Speaking to reporters Wednesday, Mnuchin said he and Trump spoke to the senators about the issue. He explained the text was the only way to ensure states could get the benefits to Americans quickly and fairly and that he disagreed that it would be an incentive not to work. 


While Mnuchin would not say whether the group was in agreement after their conversation, the bill eventually passed unanimously after the chamber defeated an amendment from Sen. Ben SasseBenjamin (Ben) Eric SasseHillicon Valley: Lawmakers demand answers on Chinese COVID hacks | Biden re-ups criticism of Amazon | House Dem bill seeks to limit microtargeting Lawmakers ask for briefings on Chinese targeting of coronavirus research On The Money: GOP senators heed Fed chair's call for more relief | Rollout of new anti-redlining laws spark confusion in banking industry | Nearly half of American households have lost employment income during pandemic MORE (R-Neb.) that would have limited the benefits. 

Conservatives such as Club for Growth President David McIntosh, however, cite the incident as an example of how Mnuchin, the most "Democrat-friendly" member of the Trump team, sometimes gives too much ground on key issues.

“Treasury and Mnuchin were dealing with an area they don’t have expertise in, and they made a mistake,” McIntosh said. 

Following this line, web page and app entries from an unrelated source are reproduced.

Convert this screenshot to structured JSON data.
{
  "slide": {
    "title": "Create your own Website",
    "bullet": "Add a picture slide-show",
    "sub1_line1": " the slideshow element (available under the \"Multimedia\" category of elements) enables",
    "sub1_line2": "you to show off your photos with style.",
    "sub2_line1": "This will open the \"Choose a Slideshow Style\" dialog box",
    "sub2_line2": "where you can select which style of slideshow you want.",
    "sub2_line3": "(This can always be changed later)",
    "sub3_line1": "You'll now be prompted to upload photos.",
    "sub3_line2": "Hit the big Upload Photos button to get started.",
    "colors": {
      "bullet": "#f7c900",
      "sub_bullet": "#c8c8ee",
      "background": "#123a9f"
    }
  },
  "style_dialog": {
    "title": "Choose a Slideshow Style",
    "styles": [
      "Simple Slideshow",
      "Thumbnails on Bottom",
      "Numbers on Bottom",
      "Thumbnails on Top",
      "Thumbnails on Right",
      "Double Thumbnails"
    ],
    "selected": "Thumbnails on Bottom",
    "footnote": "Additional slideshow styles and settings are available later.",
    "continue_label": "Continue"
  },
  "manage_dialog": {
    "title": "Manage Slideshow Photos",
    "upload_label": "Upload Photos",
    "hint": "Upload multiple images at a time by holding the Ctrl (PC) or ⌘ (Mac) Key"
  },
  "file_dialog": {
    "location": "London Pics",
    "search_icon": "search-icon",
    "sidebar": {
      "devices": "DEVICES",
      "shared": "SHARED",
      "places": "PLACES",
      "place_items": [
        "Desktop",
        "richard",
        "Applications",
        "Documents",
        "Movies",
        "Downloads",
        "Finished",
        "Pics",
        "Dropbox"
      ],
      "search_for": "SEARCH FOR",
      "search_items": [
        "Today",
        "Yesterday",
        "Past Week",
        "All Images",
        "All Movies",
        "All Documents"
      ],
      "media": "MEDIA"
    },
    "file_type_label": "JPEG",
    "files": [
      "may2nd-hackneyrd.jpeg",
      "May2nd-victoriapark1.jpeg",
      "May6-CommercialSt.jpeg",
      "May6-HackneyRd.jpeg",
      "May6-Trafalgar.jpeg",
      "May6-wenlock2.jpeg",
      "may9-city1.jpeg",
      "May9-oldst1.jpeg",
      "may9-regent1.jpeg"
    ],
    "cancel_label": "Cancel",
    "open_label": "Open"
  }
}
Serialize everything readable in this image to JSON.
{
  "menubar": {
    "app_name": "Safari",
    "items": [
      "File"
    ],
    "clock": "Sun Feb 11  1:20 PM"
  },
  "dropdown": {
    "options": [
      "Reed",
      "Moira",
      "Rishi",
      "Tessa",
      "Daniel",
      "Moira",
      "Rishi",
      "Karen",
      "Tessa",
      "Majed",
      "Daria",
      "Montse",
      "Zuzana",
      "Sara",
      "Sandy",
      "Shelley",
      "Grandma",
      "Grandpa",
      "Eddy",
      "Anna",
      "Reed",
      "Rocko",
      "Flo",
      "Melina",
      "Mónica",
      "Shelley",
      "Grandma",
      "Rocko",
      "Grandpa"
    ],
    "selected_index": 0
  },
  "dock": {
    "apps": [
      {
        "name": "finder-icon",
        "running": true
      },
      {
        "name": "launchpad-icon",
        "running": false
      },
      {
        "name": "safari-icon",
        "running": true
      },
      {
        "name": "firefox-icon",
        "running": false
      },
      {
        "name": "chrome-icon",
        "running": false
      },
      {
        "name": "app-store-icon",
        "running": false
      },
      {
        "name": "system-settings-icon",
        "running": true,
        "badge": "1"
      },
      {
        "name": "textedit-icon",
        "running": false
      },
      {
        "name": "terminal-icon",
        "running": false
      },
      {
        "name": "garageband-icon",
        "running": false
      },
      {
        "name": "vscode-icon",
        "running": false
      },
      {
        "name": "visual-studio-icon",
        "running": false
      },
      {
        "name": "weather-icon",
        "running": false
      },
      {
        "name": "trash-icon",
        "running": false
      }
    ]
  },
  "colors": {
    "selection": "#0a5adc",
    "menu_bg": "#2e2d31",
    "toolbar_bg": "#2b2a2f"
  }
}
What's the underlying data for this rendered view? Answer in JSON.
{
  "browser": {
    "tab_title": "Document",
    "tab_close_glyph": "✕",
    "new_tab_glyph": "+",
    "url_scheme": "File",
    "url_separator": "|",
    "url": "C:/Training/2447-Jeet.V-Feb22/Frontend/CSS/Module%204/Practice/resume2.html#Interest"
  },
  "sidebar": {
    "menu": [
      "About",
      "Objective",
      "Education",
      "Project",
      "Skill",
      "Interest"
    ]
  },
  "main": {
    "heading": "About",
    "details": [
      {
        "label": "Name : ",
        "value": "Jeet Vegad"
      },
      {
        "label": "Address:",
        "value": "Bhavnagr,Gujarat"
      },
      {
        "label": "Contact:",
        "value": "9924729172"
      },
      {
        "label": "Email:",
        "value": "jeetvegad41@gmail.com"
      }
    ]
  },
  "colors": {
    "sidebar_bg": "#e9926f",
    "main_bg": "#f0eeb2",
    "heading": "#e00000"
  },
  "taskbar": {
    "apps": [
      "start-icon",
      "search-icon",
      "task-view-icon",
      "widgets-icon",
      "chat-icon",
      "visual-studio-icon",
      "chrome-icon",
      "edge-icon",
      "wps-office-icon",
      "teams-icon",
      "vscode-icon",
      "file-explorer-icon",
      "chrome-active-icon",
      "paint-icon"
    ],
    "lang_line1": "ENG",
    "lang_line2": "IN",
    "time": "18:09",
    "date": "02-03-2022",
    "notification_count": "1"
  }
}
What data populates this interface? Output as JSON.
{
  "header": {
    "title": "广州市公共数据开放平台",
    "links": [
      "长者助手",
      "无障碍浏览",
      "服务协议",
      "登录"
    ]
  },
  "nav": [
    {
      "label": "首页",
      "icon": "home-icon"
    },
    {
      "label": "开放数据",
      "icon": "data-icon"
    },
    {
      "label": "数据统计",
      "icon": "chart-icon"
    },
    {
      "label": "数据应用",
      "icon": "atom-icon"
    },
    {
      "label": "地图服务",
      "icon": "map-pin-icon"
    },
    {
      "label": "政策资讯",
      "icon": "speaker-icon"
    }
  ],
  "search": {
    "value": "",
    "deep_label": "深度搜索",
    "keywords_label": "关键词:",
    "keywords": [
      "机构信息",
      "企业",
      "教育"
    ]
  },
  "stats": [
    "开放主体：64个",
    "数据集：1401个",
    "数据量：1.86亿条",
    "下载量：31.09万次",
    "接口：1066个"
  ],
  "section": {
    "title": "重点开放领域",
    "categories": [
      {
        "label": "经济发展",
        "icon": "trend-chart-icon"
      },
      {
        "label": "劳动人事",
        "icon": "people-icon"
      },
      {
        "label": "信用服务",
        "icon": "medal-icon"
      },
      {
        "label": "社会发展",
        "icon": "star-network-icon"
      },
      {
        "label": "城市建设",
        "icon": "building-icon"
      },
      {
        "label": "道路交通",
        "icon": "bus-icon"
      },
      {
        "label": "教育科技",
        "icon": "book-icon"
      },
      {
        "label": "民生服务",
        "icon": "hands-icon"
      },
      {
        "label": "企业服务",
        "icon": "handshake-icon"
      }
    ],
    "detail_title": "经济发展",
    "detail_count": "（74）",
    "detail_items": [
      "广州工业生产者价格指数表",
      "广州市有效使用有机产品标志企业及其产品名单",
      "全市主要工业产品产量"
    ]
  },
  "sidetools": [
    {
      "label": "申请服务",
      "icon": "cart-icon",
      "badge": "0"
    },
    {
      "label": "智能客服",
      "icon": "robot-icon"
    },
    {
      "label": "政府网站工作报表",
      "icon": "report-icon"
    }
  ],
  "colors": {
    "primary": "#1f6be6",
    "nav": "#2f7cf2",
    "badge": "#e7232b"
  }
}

Conservatives were similarly upset about the previous coronavirus bill’s inclusion of mandated paid leave, which they argue left businesses in a cash crunch.

“Washington bureaucrats and Secretary Mnuchin didn’t understand the reality of small businesses, that it’s all based on cash,” McIntosh said. 

With outgoing Rep. Mark MeadowsMark Randall MeadowsTrump to return to Florida for rescheduled SpaceX launch Pence names new press secretary House leaders take vote-counting operations online MORE (R-N.C.) set to replace Mulvaney as Trump's new chief of staff, McIntosh said there was hope for more pressure in future negotiations “to make sure they didn’t just cave to the Democrats’ demands.”


But Mnuchin, among a handful of officials advising Trump on the economic implications of major shutdowns, will face more tests ahead.

Democrats in Congress are already eyeing a fourth relief measure. And Trump is considering when to relax social distancing guidelines in some areas in a bit to revive the U.S. economy, a decision that Mnuchin is likely to advise the president on. Trump announced Sunday evening that the guideline would remain in place until April 30 and his administration is expected to release a more detailed strategy this week. 

“The secretary is a very balanced person. He arrives at decisions from a balanced perspective and one that is largely driven by data and evidence,” said the former official close to Mnuchin. “I think he’s likely sympathetic to the idea that at some point you have to turn the economy back on.” 

Jordain Carney contributed.